Data items
• • • • • • •
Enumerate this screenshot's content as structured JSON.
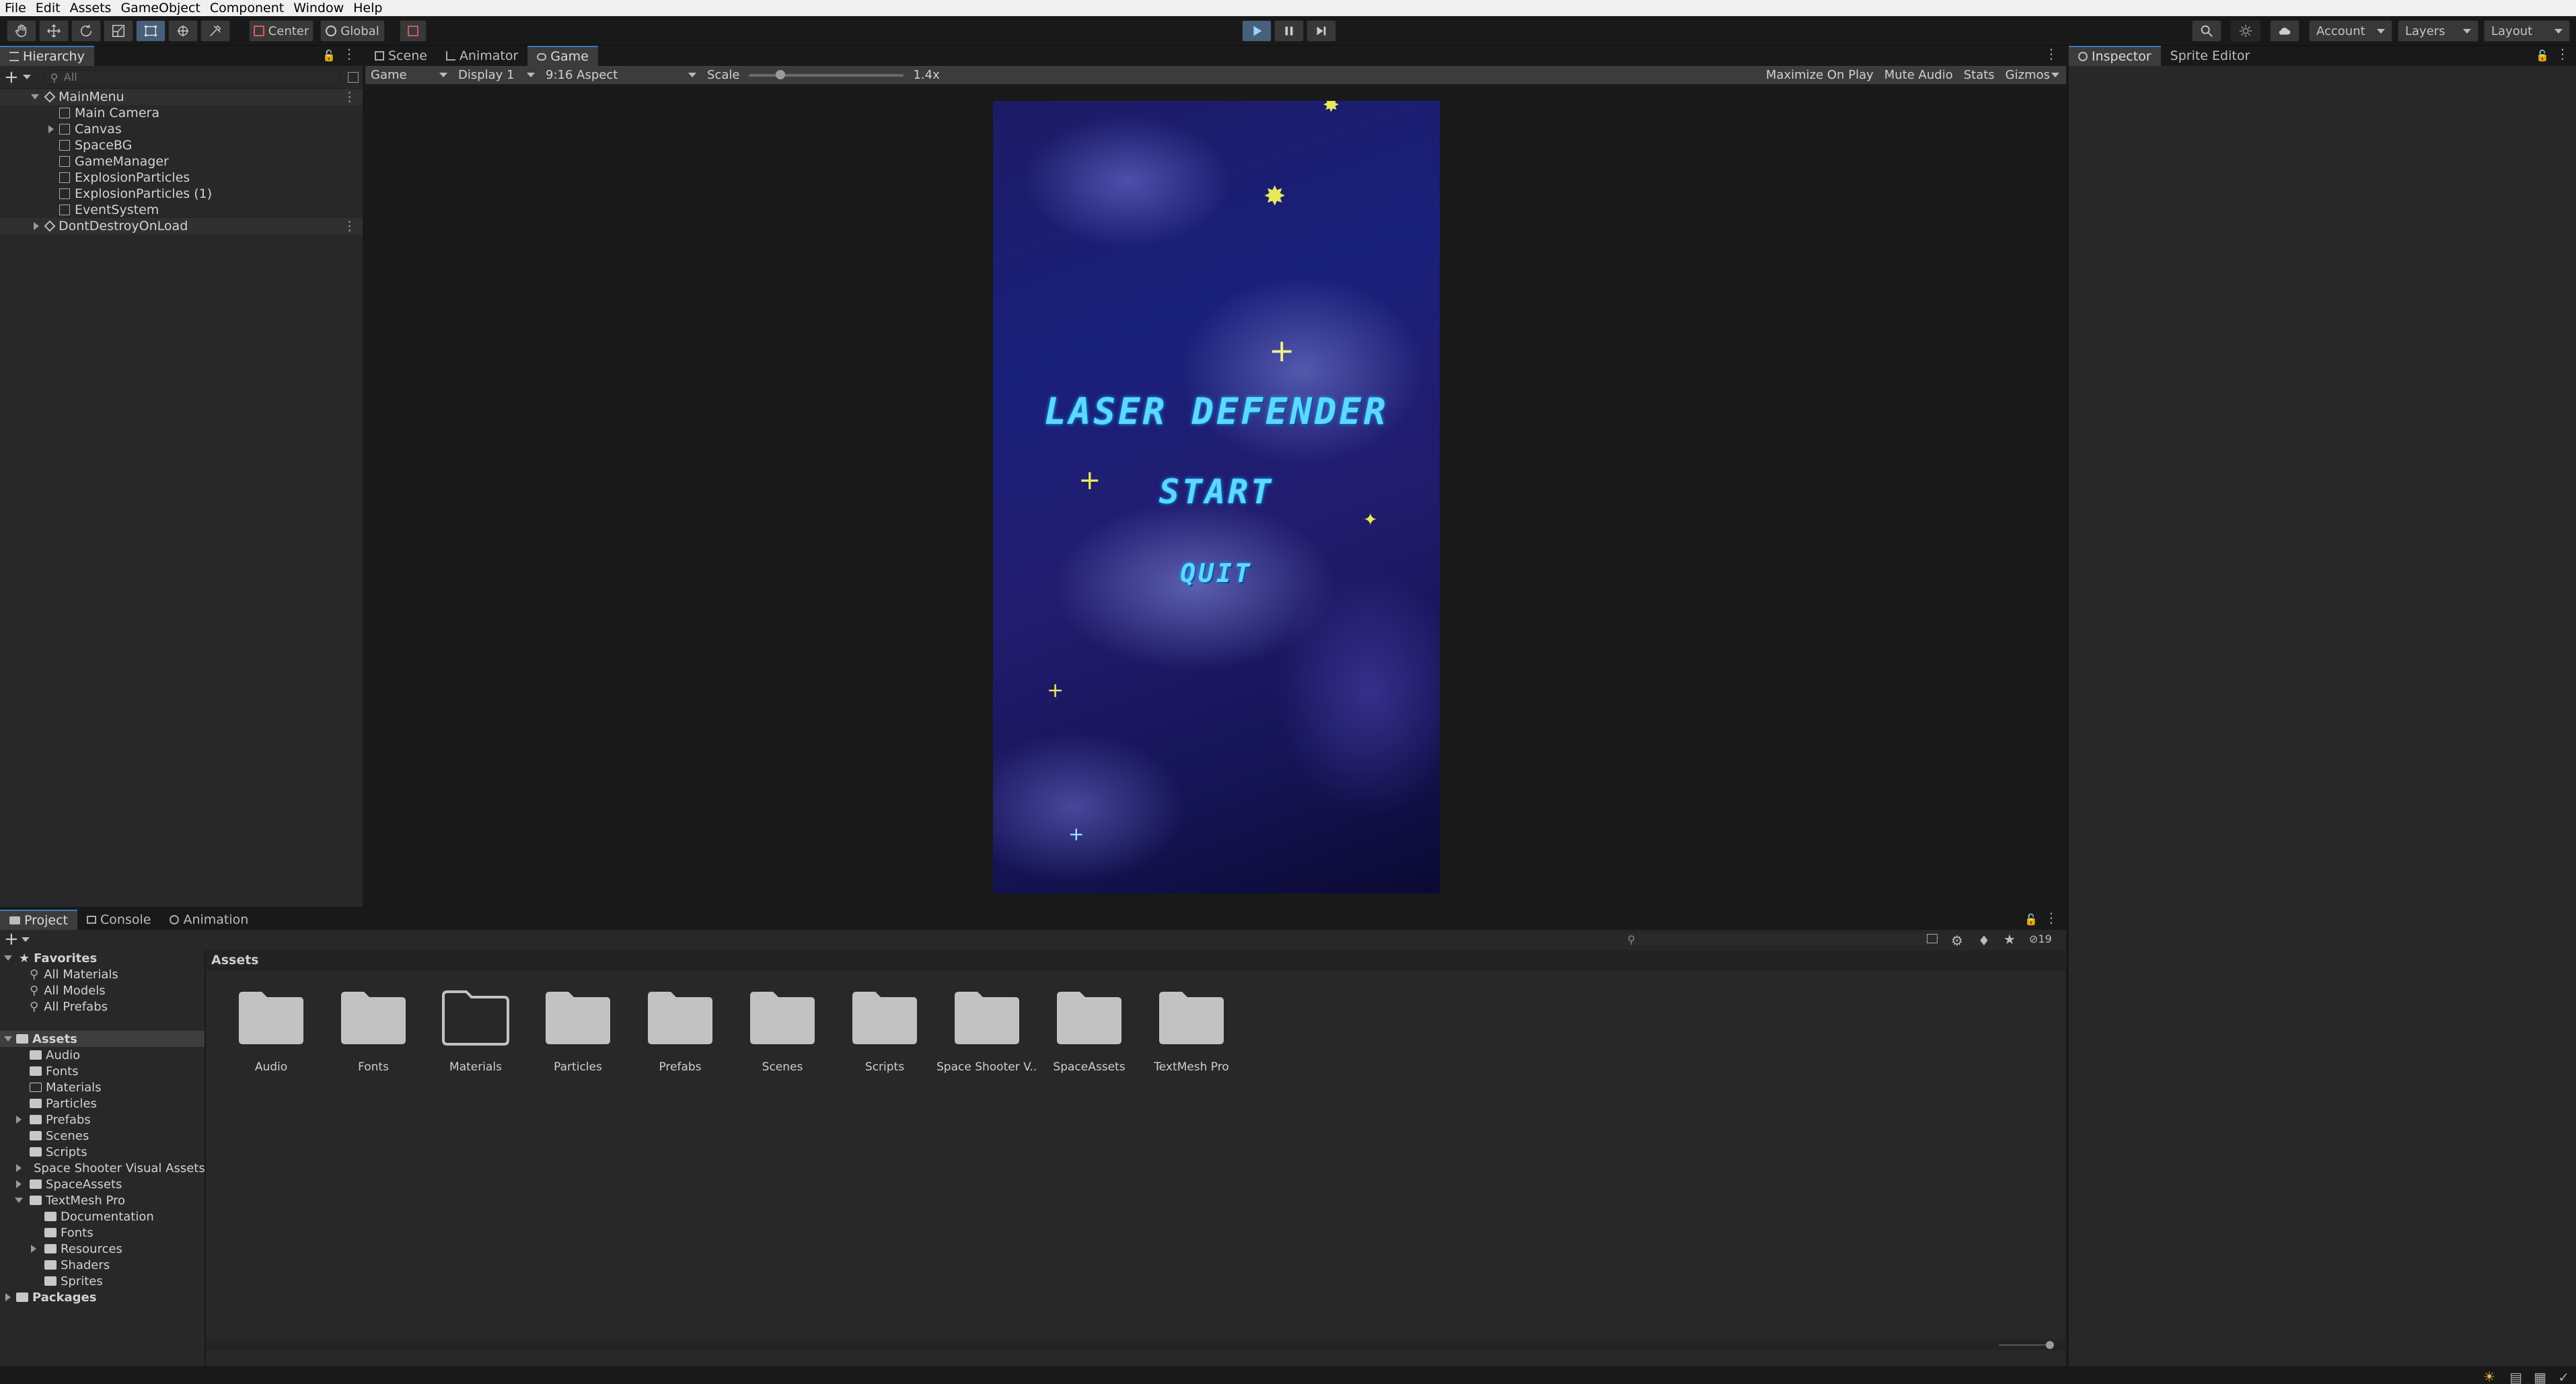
{
  "menu": [
    "File",
    "Edit",
    "Assets",
    "GameObject",
    "Component",
    "Window",
    "Help"
  ],
  "toolbar": {
    "pivot_label": "Center",
    "space_label": "Global",
    "account_label": "Account",
    "layers_label": "Layers",
    "layout_label": "Layout"
  },
  "hierarchy": {
    "tab_label": "Hierarchy",
    "search_placeholder": "All",
    "scenes": [
      {
        "name": "MainMenu",
        "children": [
          "Main Camera",
          "Canvas",
          "SpaceBG",
          "GameManager",
          "ExplosionParticles",
          "ExplosionParticles (1)",
          "EventSystem"
        ]
      },
      {
        "name": "DontDestroyOnLoad",
        "children": []
      }
    ]
  },
  "center": {
    "tabs": [
      "Scene",
      "Animator",
      "Game"
    ],
    "active_tab": "Game",
    "game_toolbar": {
      "mode": "Game",
      "display": "Display 1",
      "aspect": "9:16 Aspect",
      "scale_label": "Scale",
      "scale_value": "1.4x",
      "maximize": "Maximize On Play",
      "mute": "Mute Audio",
      "stats": "Stats",
      "gizmos": "Gizmos"
    },
    "game": {
      "title": "Laser Defender",
      "start": "START",
      "quit": "QUIT"
    }
  },
  "inspector": {
    "tabs": [
      "Inspector",
      "Sprite Editor"
    ]
  },
  "project": {
    "tabs": [
      "Project",
      "Console",
      "Animation"
    ],
    "hidden_count": "19",
    "favorites_label": "Favorites",
    "favorites": [
      "All Materials",
      "All Models",
      "All Prefabs"
    ],
    "assets_label": "Assets",
    "asset_tree": [
      {
        "name": "Audio",
        "depth": 1
      },
      {
        "name": "Fonts",
        "depth": 1
      },
      {
        "name": "Materials",
        "depth": 1,
        "empty": true
      },
      {
        "name": "Particles",
        "depth": 1
      },
      {
        "name": "Prefabs",
        "depth": 1,
        "collapsed": true
      },
      {
        "name": "Scenes",
        "depth": 1
      },
      {
        "name": "Scripts",
        "depth": 1
      },
      {
        "name": "Space Shooter Visual Assets",
        "depth": 1,
        "collapsed": true
      },
      {
        "name": "SpaceAssets",
        "depth": 1,
        "collapsed": true
      },
      {
        "name": "TextMesh Pro",
        "depth": 1,
        "expanded": true
      },
      {
        "name": "Documentation",
        "depth": 2
      },
      {
        "name": "Fonts",
        "depth": 2
      },
      {
        "name": "Resources",
        "depth": 2,
        "collapsed": true
      },
      {
        "name": "Shaders",
        "depth": 2
      },
      {
        "name": "Sprites",
        "depth": 2
      }
    ],
    "packages_label": "Packages",
    "breadcrumb": "Assets",
    "grid_items": [
      {
        "label": "Audio"
      },
      {
        "label": "Fonts"
      },
      {
        "label": "Materials",
        "empty": true
      },
      {
        "label": "Particles"
      },
      {
        "label": "Prefabs"
      },
      {
        "label": "Scenes"
      },
      {
        "label": "Scripts"
      },
      {
        "label": "Space Shooter V..."
      },
      {
        "label": "SpaceAssets"
      },
      {
        "label": "TextMesh Pro"
      }
    ]
  },
  "colors": {
    "accent": "#3a79bb",
    "play_active": "#46607c",
    "game_text": "#5fd8ff",
    "star": "#e6e95a"
  }
}
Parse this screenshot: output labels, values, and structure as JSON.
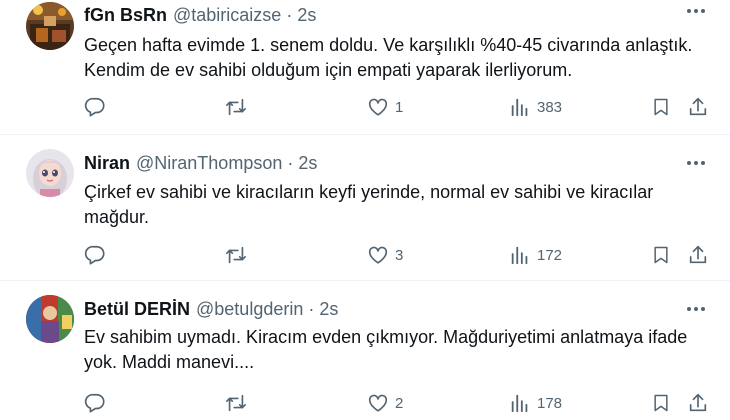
{
  "posts": [
    {
      "name": "fGn BsRn",
      "handle": "@tabiricaizse",
      "time": "2s",
      "lines": [
        "Geçen hafta evimde 1. senem doldu. Ve karşılıklı %40-45 civarında anlaştık.",
        "Kendim de ev sahibi olduğum için empati yaparak ilerliyorum."
      ],
      "likes": "1",
      "views": "383"
    },
    {
      "name": "Niran",
      "handle": "@NiranThompson",
      "time": "2s",
      "lines": [
        "Çirkef ev sahibi ve kiracıların keyfi yerinde, normal ev sahibi ve kiracılar",
        "mağdur."
      ],
      "likes": "3",
      "views": "172"
    },
    {
      "name": "Betül DERİN",
      "handle": "@betulgderin",
      "time": "2s",
      "lines": [
        "Ev sahibim uymadı.  Kiracım evden çıkmıyor. Mağduriyetimi anlatmaya ifade",
        "yok. Maddi manevi...."
      ],
      "likes": "2",
      "views": "178"
    }
  ],
  "separator": "·",
  "icons": {
    "reply": "reply-icon",
    "repost": "repost-icon",
    "like": "like-icon",
    "views": "views-icon",
    "bookmark": "bookmark-icon",
    "share": "share-icon",
    "more": "more-icon"
  },
  "colors": {
    "text": "#0f1419",
    "secondary": "#536471",
    "divider": "#eff3f4"
  }
}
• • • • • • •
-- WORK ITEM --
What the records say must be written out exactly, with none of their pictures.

-- EXERCISE RESULT --
Enumerate this screenshot's content as structured JSON.
{
  "menu": [
    "File",
    "Edit",
    "Assets",
    "GameObject",
    "Component",
    "Window",
    "Help"
  ],
  "toolbar": {
    "pivot_label": "Center",
    "space_label": "Global",
    "account_label": "Account",
    "layers_label": "Layers",
    "layout_label": "Layout"
  },
  "hierarchy": {
    "tab_label": "Hierarchy",
    "search_placeholder": "All",
    "scenes": [
      {
        "name": "MainMenu",
        "children": [
          "Main Camera",
          "Canvas",
          "SpaceBG",
          "GameManager",
          "ExplosionParticles",
          "ExplosionParticles (1)",
          "EventSystem"
        ]
      },
      {
        "name": "DontDestroyOnLoad",
        "children": []
      }
    ]
  },
  "center": {
    "tabs": [
      "Scene",
      "Animator",
      "Game"
    ],
    "active_tab": "Game",
    "game_toolbar": {
      "mode": "Game",
      "display": "Display 1",
      "aspect": "9:16 Aspect",
      "scale_label": "Scale",
      "scale_value": "1.4x",
      "maximize": "Maximize On Play",
      "mute": "Mute Audio",
      "stats": "Stats",
      "gizmos": "Gizmos"
    },
    "game": {
      "title": "Laser Defender",
      "start": "START",
      "quit": "QUIT"
    }
  },
  "inspector": {
    "tabs": [
      "Inspector",
      "Sprite Editor"
    ]
  },
  "project": {
    "tabs": [
      "Project",
      "Console",
      "Animation"
    ],
    "hidden_count": "19",
    "favorites_label": "Favorites",
    "favorites": [
      "All Materials",
      "All Models",
      "All Prefabs"
    ],
    "assets_label": "Assets",
    "asset_tree": [
      {
        "name": "Audio",
        "depth": 1
      },
      {
        "name": "Fonts",
        "depth": 1
      },
      {
        "name": "Materials",
        "depth": 1,
        "empty": true
      },
      {
        "name": "Particles",
        "depth": 1
      },
      {
        "name": "Prefabs",
        "depth": 1,
        "collapsed": true
      },
      {
        "name": "Scenes",
        "depth": 1
      },
      {
        "name": "Scripts",
        "depth": 1
      },
      {
        "name": "Space Shooter Visual Assets",
        "depth": 1,
        "collapsed": true
      },
      {
        "name": "SpaceAssets",
        "depth": 1,
        "collapsed": true
      },
      {
        "name": "TextMesh Pro",
        "depth": 1,
        "expanded": true
      },
      {
        "name": "Documentation",
        "depth": 2
      },
      {
        "name": "Fonts",
        "depth": 2
      },
      {
        "name": "Resources",
        "depth": 2,
        "collapsed": true
      },
      {
        "name": "Shaders",
        "depth": 2
      },
      {
        "name": "Sprites",
        "depth": 2
      }
    ],
    "packages_label": "Packages",
    "breadcrumb": "Assets",
    "grid_items": [
      {
        "label": "Audio"
      },
      {
        "label": "Fonts"
      },
      {
        "label": "Materials",
        "empty": true
      },
      {
        "label": "Particles"
      },
      {
        "label": "Prefabs"
      },
      {
        "label": "Scenes"
      },
      {
        "label": "Scripts"
      },
      {
        "label": "Space Shooter V..."
      },
      {
        "label": "SpaceAssets"
      },
      {
        "label": "TextMesh Pro"
      }
    ]
  },
  "colors": {
    "accent": "#3a79bb",
    "play_active": "#46607c",
    "game_text": "#5fd8ff",
    "star": "#e6e95a"
  }
}
Parse this screenshot: output labels, values, and structure as JSON.
{
  "posts": [
    {
      "name": "fGn BsRn",
      "handle": "@tabiricaizse",
      "time": "2s",
      "lines": [
        "Geçen hafta evimde 1. senem doldu. Ve karşılıklı %40-45 civarında anlaştık.",
        "Kendim de ev sahibi olduğum için empati yaparak ilerliyorum."
      ],
      "likes": "1",
      "views": "383"
    },
    {
      "name": "Niran",
      "handle": "@NiranThompson",
      "time": "2s",
      "lines": [
        "Çirkef ev sahibi ve kiracıların keyfi yerinde, normal ev sahibi ve kiracılar",
        "mağdur."
      ],
      "likes": "3",
      "views": "172"
    },
    {
      "name": "Betül DERİN",
      "handle": "@betulgderin",
      "time": "2s",
      "lines": [
        "Ev sahibim uymadı.  Kiracım evden çıkmıyor. Mağduriyetimi anlatmaya ifade",
        "yok. Maddi manevi...."
      ],
      "likes": "2",
      "views": "178"
    }
  ],
  "separator": "·",
  "icons": {
    "reply": "reply-icon",
    "repost": "repost-icon",
    "like": "like-icon",
    "views": "views-icon",
    "bookmark": "bookmark-icon",
    "share": "share-icon",
    "more": "more-icon"
  },
  "colors": {
    "text": "#0f1419",
    "secondary": "#536471",
    "divider": "#eff3f4"
  }
}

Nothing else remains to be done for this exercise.